TASK STATEMENT ▸ Go over the data and keep only the lines that include "with".

SOURCE RECORDS ▸
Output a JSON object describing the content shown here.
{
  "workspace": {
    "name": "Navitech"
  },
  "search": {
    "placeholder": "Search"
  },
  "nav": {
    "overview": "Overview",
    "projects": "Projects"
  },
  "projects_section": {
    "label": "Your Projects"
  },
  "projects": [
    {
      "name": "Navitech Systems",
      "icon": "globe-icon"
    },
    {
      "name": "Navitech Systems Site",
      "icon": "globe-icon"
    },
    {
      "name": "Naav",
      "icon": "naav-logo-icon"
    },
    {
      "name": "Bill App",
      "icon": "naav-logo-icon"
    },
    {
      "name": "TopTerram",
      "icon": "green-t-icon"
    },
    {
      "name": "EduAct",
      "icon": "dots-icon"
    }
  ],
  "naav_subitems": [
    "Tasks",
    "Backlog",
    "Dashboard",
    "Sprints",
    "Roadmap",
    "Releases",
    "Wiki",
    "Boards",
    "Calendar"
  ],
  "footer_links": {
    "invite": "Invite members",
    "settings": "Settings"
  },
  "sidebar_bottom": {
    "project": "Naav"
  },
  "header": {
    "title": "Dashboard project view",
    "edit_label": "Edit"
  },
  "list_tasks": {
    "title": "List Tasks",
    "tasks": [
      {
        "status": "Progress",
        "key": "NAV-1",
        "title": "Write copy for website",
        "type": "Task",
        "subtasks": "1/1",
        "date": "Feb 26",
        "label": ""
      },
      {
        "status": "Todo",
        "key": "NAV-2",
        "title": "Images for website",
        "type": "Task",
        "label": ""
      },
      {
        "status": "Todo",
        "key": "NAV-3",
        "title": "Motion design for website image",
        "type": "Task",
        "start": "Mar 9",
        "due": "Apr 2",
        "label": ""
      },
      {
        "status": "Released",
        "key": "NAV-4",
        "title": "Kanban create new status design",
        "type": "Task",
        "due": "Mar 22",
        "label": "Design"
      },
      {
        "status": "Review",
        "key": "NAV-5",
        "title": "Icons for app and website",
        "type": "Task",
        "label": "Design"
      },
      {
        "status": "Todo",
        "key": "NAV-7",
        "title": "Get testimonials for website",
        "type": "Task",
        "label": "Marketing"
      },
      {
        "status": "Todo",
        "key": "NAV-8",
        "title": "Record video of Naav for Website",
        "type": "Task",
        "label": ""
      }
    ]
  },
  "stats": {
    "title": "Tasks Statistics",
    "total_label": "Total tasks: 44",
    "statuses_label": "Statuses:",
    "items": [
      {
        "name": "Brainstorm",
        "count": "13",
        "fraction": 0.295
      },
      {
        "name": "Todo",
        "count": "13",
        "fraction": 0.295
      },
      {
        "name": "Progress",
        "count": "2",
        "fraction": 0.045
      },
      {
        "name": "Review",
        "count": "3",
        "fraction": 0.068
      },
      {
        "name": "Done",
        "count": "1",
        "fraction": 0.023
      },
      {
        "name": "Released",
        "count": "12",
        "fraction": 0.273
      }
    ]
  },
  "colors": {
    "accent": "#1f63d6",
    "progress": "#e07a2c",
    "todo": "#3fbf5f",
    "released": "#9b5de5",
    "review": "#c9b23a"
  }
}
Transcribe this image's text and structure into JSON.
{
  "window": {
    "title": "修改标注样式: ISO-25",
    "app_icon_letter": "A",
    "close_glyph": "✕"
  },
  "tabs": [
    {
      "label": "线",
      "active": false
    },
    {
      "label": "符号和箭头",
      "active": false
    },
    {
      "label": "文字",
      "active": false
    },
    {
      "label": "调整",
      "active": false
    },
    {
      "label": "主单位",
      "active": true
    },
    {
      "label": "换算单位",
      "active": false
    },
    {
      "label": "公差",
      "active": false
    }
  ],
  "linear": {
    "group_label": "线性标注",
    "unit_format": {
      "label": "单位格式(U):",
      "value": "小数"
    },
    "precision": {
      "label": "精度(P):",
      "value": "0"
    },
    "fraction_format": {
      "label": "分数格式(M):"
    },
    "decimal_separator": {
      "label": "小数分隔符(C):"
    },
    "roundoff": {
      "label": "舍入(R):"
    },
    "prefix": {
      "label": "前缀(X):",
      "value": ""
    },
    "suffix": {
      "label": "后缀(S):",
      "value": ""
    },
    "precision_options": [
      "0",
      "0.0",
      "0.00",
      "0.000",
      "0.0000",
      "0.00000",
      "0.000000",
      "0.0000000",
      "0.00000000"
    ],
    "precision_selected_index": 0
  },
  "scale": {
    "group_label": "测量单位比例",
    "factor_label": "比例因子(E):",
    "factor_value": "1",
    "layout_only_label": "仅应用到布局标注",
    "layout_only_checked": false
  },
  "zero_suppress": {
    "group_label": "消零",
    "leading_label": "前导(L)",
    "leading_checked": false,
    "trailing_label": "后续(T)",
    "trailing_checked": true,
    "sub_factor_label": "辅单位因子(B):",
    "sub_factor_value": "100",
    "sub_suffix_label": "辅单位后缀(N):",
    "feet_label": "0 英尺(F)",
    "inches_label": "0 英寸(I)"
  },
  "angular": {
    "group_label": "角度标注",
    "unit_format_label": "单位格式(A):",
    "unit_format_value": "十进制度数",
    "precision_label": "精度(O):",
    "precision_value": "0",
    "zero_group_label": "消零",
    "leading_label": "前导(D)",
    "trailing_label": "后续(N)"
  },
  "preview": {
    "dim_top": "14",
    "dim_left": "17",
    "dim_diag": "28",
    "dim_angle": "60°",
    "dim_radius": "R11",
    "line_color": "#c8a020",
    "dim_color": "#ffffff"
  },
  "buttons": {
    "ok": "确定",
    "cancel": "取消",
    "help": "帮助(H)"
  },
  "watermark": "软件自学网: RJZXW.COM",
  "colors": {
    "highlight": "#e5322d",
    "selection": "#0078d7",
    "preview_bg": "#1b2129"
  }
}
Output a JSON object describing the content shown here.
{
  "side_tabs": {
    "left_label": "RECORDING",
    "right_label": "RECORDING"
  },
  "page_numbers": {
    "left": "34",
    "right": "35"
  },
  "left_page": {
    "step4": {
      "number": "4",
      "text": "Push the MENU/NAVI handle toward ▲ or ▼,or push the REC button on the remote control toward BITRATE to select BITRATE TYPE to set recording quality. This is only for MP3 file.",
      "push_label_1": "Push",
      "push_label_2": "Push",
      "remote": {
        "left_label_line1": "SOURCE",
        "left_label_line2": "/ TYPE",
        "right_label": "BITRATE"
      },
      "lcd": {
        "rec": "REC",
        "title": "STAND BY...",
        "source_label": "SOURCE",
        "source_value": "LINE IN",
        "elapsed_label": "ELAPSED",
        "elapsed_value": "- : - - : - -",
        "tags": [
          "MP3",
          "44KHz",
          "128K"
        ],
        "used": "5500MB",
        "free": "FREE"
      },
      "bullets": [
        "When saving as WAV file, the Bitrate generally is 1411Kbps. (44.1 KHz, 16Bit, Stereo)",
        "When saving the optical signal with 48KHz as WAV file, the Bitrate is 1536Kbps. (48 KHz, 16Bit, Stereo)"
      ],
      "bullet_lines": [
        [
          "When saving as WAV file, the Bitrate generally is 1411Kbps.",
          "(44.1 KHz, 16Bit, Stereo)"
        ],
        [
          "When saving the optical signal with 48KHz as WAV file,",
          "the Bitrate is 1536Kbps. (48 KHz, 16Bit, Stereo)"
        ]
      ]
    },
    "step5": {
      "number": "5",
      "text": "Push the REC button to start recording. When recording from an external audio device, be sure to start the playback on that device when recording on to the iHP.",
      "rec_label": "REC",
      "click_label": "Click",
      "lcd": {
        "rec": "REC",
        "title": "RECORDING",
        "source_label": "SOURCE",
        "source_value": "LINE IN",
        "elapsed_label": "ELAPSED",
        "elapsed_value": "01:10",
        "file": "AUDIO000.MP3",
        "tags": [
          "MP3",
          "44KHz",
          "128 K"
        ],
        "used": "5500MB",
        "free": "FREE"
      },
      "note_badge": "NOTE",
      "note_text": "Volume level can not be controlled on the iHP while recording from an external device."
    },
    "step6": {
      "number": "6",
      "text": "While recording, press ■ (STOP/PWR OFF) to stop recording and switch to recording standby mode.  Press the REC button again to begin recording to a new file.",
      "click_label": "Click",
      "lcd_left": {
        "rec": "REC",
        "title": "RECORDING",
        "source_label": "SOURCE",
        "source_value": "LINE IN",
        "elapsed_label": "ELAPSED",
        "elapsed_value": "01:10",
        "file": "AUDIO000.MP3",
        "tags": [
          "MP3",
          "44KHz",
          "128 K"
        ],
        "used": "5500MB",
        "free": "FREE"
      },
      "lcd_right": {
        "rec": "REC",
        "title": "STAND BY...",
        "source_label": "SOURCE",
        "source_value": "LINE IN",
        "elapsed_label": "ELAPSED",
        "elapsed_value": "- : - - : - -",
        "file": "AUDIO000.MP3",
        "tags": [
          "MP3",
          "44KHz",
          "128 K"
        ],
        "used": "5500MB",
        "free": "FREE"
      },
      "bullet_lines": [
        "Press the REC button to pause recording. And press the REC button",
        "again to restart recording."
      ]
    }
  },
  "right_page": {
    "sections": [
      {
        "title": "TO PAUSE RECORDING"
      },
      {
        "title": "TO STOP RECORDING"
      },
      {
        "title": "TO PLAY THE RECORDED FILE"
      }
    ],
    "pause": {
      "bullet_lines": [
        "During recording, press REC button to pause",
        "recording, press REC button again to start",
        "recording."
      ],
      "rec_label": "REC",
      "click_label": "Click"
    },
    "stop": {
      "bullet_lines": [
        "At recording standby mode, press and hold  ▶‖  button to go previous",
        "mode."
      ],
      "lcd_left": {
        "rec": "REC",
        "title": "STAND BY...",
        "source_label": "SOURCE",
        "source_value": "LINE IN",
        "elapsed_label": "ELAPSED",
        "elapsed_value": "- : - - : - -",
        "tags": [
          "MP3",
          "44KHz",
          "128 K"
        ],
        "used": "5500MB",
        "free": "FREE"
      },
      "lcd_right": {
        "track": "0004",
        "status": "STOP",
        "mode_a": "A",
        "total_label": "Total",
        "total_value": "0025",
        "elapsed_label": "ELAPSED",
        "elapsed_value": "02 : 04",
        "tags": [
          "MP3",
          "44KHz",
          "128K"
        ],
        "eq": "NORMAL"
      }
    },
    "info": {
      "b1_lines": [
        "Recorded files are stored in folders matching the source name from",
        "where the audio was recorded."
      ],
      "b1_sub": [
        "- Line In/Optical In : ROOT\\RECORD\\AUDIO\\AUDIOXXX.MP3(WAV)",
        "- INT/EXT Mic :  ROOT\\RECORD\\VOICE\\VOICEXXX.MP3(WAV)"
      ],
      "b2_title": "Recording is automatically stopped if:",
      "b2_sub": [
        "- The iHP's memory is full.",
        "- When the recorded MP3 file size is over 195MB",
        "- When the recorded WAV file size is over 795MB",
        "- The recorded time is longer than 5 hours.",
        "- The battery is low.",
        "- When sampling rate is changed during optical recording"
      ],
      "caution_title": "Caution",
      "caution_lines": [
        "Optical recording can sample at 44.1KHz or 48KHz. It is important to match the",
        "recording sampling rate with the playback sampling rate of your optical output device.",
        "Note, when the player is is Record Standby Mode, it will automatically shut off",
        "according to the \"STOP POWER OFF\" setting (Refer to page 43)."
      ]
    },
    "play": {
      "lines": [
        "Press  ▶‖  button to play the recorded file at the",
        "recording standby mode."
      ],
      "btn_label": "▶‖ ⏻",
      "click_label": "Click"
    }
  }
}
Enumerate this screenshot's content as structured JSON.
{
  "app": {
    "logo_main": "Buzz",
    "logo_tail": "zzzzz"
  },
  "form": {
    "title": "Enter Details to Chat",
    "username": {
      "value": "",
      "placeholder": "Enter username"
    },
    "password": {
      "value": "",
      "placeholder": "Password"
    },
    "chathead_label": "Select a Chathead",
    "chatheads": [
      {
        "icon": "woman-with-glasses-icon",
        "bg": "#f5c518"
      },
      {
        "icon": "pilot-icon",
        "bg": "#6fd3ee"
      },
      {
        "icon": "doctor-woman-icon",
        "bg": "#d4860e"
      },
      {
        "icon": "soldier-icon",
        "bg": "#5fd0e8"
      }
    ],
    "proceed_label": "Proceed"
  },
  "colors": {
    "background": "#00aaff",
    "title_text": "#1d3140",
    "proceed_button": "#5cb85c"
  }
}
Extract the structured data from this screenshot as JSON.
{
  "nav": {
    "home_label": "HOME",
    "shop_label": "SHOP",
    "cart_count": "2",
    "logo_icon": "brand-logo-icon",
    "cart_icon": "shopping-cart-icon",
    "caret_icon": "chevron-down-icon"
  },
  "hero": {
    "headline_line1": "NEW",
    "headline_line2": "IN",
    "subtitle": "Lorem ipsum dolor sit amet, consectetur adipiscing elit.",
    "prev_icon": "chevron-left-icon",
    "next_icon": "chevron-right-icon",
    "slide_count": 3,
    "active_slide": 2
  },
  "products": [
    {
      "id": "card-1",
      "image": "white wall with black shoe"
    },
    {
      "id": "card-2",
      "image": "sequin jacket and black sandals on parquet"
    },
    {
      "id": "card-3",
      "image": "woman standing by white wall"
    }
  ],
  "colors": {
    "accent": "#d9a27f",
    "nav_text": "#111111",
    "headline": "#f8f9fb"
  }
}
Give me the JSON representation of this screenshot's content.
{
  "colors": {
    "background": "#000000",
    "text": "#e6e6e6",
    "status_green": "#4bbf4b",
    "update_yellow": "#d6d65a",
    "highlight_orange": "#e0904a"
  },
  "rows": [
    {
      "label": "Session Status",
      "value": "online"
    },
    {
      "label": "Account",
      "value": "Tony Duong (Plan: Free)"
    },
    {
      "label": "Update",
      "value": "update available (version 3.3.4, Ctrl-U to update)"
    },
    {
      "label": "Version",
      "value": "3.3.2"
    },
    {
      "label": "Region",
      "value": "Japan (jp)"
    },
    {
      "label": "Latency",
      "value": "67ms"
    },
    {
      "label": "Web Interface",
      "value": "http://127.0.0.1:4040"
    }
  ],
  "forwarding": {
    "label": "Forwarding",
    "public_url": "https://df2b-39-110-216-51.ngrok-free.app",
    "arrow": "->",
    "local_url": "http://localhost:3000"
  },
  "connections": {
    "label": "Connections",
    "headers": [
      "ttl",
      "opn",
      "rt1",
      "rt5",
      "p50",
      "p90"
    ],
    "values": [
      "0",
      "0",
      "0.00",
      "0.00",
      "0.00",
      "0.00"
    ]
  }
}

RESPONSE BELOW ▸
        "When saving the optical signal with 48KHz as WAV file, the Bitrate is 1536Kbps. (48 KHz, 16Bit, Stereo)"
          "When saving the optical signal with 48KHz as WAV file,",
        "recording sampling rate with the playback sampling rate of your optical output device.",
        "icon": "woman-with-glasses-icon",
      "image": "white wall with black shoe"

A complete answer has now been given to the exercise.